Marsha Linehan is an American psychologist, teacher, author and creator of Dialectical Behavior Therapy. It is a theoretical and treatment model developed for patients with borderline personality disorder (BPD) in which behavioral therapy techniques are combined with principles of reality acceptance derived from Zen and of dialectical philosophy.
However, this woman still has the stigma of her past with borderline personality disorder, the burns and cuts on her arms are proof of that. In the past, Marsha was a patient with a very severe prognosis who was hospitalized for 26 months. “I was in hell,” she went so far as to say.
Chronic feelings of emptiness, emotional instability, and the urge to please others become a nightmare for those with BPD. In fact, their identity continually depends on the evaluation of others. The fear of abandonment is such that they may experience it that they may even end up inadvertently provoking it.
The painful life of Masha Linehan, suffering from BPD
Marsha Linehan wandered desperately from specialist to specialist for 20 years, her prognosis being that she had little chance of survival. Suicide attempts followed and with them new hospitalizations. Yet despite everything, this impressive woman wanted to recover. Endlessly in her struggle, she found a job as an employee in an insurance company. And at the same time, she started taking evening classes at the university.
Very religious, Marsha often went to a chapel. From that moment on, she remembers the following: “ One night I was kneeling there looking at the cross and the whole place turned golden. Suddenly, I felt that something was approaching me. I ran to my room and, for the first time, I spoke to myself in the first person: I LOVE ME. From that day on, I felt transformed ” .

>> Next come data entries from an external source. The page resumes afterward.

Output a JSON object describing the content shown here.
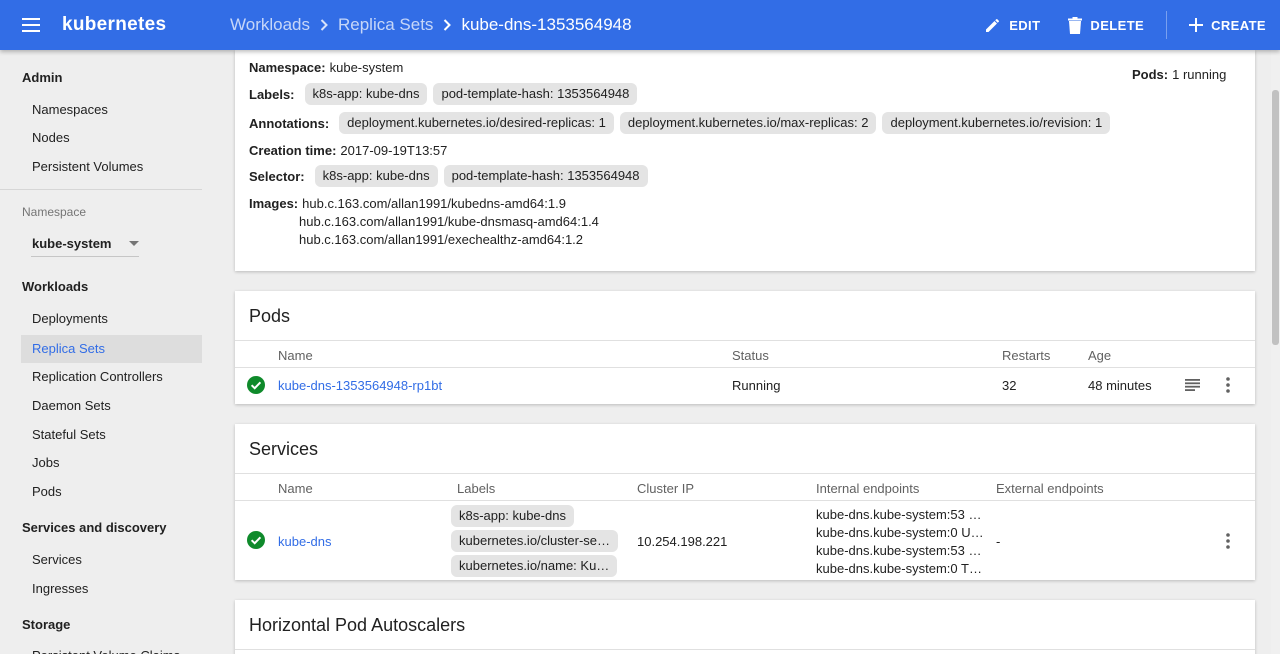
{
  "app": {
    "title": "kubernetes"
  },
  "breadcrumb": [
    "Workloads",
    "Replica Sets",
    "kube-dns-1353564948"
  ],
  "actions": {
    "edit": "EDIT",
    "delete": "DELETE",
    "create": "CREATE"
  },
  "sidebar": {
    "admin": {
      "heading": "Admin",
      "items": [
        "Namespaces",
        "Nodes",
        "Persistent Volumes"
      ]
    },
    "namespace": {
      "label": "Namespace",
      "value": "kube-system"
    },
    "workloads": {
      "heading": "Workloads",
      "items": [
        "Deployments",
        "Replica Sets",
        "Replication Controllers",
        "Daemon Sets",
        "Stateful Sets",
        "Jobs",
        "Pods"
      ]
    },
    "services": {
      "heading": "Services and discovery",
      "items": [
        "Services",
        "Ingresses"
      ]
    },
    "storage": {
      "heading": "Storage",
      "items": [
        "Persistent Volume Claims"
      ]
    }
  },
  "details": {
    "namespace_label": "Namespace:",
    "namespace": "kube-system",
    "pods_label": "Pods:",
    "pods": "1 running",
    "labels_label": "Labels:",
    "labels": [
      "k8s-app: kube-dns",
      "pod-template-hash: 1353564948"
    ],
    "annotations_label": "Annotations:",
    "annotations": [
      "deployment.kubernetes.io/desired-replicas: 1",
      "deployment.kubernetes.io/max-replicas: 2",
      "deployment.kubernetes.io/revision: 1"
    ],
    "creation_label": "Creation time:",
    "creation_time": "2017-09-19T13:57",
    "selector_label": "Selector:",
    "selector": [
      "k8s-app: kube-dns",
      "pod-template-hash: 1353564948"
    ],
    "images_label": "Images:",
    "images": [
      "hub.c.163.com/allan1991/kubedns-amd64:1.9",
      "hub.c.163.com/allan1991/kube-dnsmasq-amd64:1.4",
      "hub.c.163.com/allan1991/exechealthz-amd64:1.2"
    ]
  },
  "pods": {
    "title": "Pods",
    "columns": [
      "Name",
      "Status",
      "Restarts",
      "Age"
    ],
    "rows": [
      {
        "name": "kube-dns-1353564948-rp1bt",
        "status": "Running",
        "restarts": "32",
        "age": "48 minutes"
      }
    ]
  },
  "services": {
    "title": "Services",
    "columns": [
      "Name",
      "Labels",
      "Cluster IP",
      "Internal endpoints",
      "External endpoints"
    ],
    "rows": [
      {
        "name": "kube-dns",
        "labels": [
          "k8s-app: kube-dns",
          "kubernetes.io/cluster-se…",
          "kubernetes.io/name: Ku…"
        ],
        "cluster_ip": "10.254.198.221",
        "internal_endpoints": [
          "kube-dns.kube-system:53 …",
          "kube-dns.kube-system:0 U…",
          "kube-dns.kube-system:53 …",
          "kube-dns.kube-system:0 T…"
        ],
        "external_endpoints": "-"
      }
    ]
  },
  "hpa": {
    "title": "Horizontal Pod Autoscalers"
  },
  "colors": {
    "primary": "#326de6",
    "success": "#0f8a2b",
    "chip": "#e4e4e4"
  }
}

For a year, she worked on her feelings of devastation. During this time, she came to understand and come to terms with her emotional storms: she learned to deal with her feelings from a better understanding of herself. In addition, she completed several years of study in psychology during which she obtained a doctorate from Loyola University in Chicago in 1971 which helped her understand her metamorphosis.
What transformed Marsha Linehan’s experience was that it was accepted as it was. This acceptance became more and more important when she began working with patients, first in a clinic with suicidal people, and then in research.
His treatment proposal
She wanted to convince herself that therapy could allow patients to acquire new behaviors and learn to react differently. However, deeply suicidal people have generally “failed” in their attempts to overcome their disorder. Marsha’s approach imposes a new reasoning: the behavior of these people is largely logical in the face of suffering.
Marsha Linehan emphasizes two ideas :
- Acceptance of life as it is, not as it is meant to be.
- The need to change, despite the acceptance of reality.
Later, this researcher scientifically tested her theory in the real world. “ I decided to help suicidal people because they are the most miserable in the world. They think they’re bad, and I realized they weren’t. I understood it because I went through hell of suffering, without any hope of getting out of it ”.
Marsha chose to treat people diagnosed with borderline personality disorder characterized by dangerous behaviors, including self-harm or self-harm. It does so in the form of a reciprocal “contract” with these people: they had to commit to following the therapy to the end in order to have the possibility of living.
Consolidation of Marsha Linehan as an academic personality
Marsha Linehan climbed the academic ladder from the Catholic University of America to the University of Washington in 1977. In the 1980s and 1990s, studies were conducted which showed the progress of approximately 100 suicidal patients to high risk with BPD who had received dialectical behavior therapy (DBT) in weekly sessions. Compared with other therapies, patients made fewer suicide attempts during the first year of treatment than in conventional hospitals.
The fundamental goal of Dialectical Behavior Therapy is that the patient learns to regulate extreme emotionality and its impulses. This reduces maladaptive and mood-dependent behaviors. In addition, he is taught to learn to trust and validate his own experiences, emotions, thoughts and behaviors.
Unlike other cognitive behavioral programs, Dialectical Behavior Therapy is an intervention based on therapeutic principles and not an intervention based on a treatment manual. This program is based on a hierarchy of therapeutic objectives which are approached according to their importance. The hierarchy established in individual therapy is as follows:
- Resolve suicidal and parasuicidal behaviors
- Change behaviors that interfere with the course of therapy
- Eliminate behaviors that affect quality of life
- Develop behavioral skills that help achieve well-being
This structure allows a flexible approach according to the needs of each patient. It is also important because it refers to the change in approach to the intervention.
Traditional cognitive behavioral therapy focuses on solving emotional problems through behavioral and cognitive changes. Instead, Marsha Linehan emphasizes acceptance and validation, in order to get changes from there. Through their work, thousands of lives have been saved around the world.